▽
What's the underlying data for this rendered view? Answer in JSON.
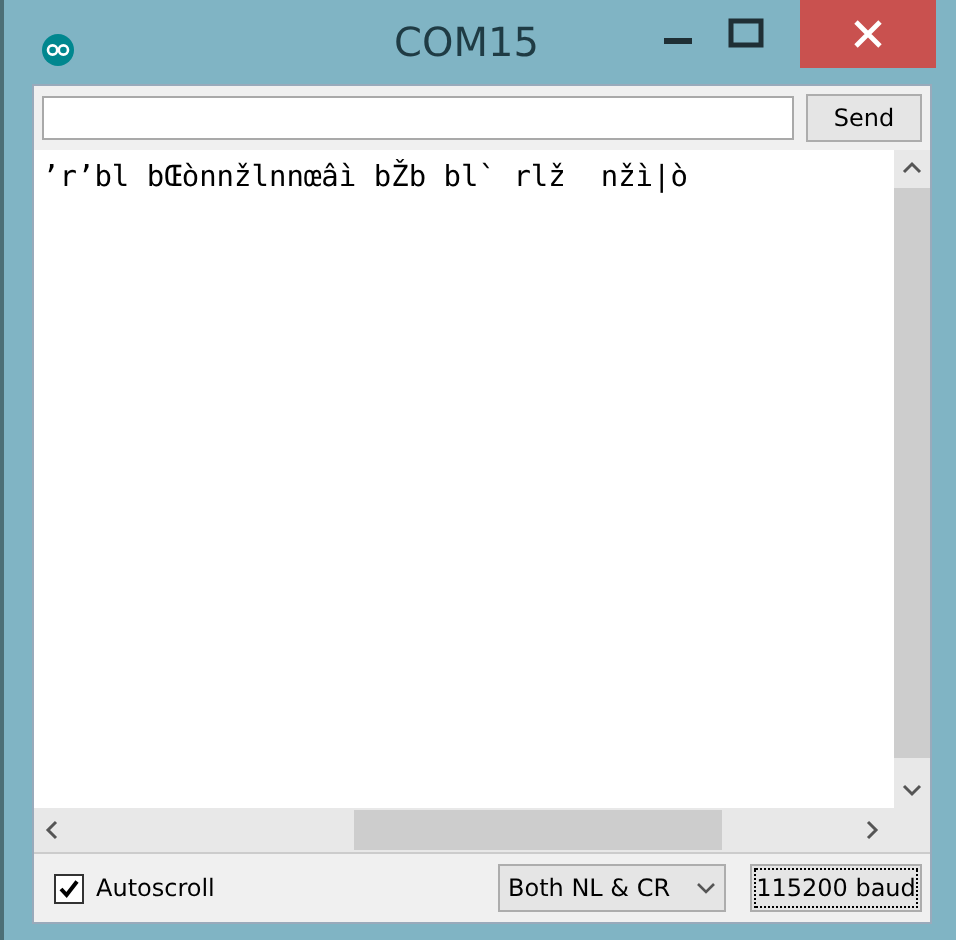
{
  "window": {
    "title": "COM15"
  },
  "send_button": {
    "label": "Send"
  },
  "output": {
    "lines": [
      "ʼrʼbl bŒònnžlnnœâì bŽb bl` rlž  nžì|ò"
    ]
  },
  "autoscroll": {
    "label": "Autoscroll",
    "checked": true
  },
  "line_ending": {
    "value": "Both NL & CR"
  },
  "baud": {
    "value": "115200 baud"
  }
}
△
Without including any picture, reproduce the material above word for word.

What's the underlying data for this rendered view? Answer in JSON.
{
  "window": {
    "title": "COM15"
  },
  "send_button": {
    "label": "Send"
  },
  "output": {
    "lines": [
      "ʼrʼbl bŒònnžlnnœâì bŽb bl` rlž  nžì|ò"
    ]
  },
  "autoscroll": {
    "label": "Autoscroll",
    "checked": true
  },
  "line_ending": {
    "value": "Both NL & CR"
  },
  "baud": {
    "value": "115200 baud"
  }
}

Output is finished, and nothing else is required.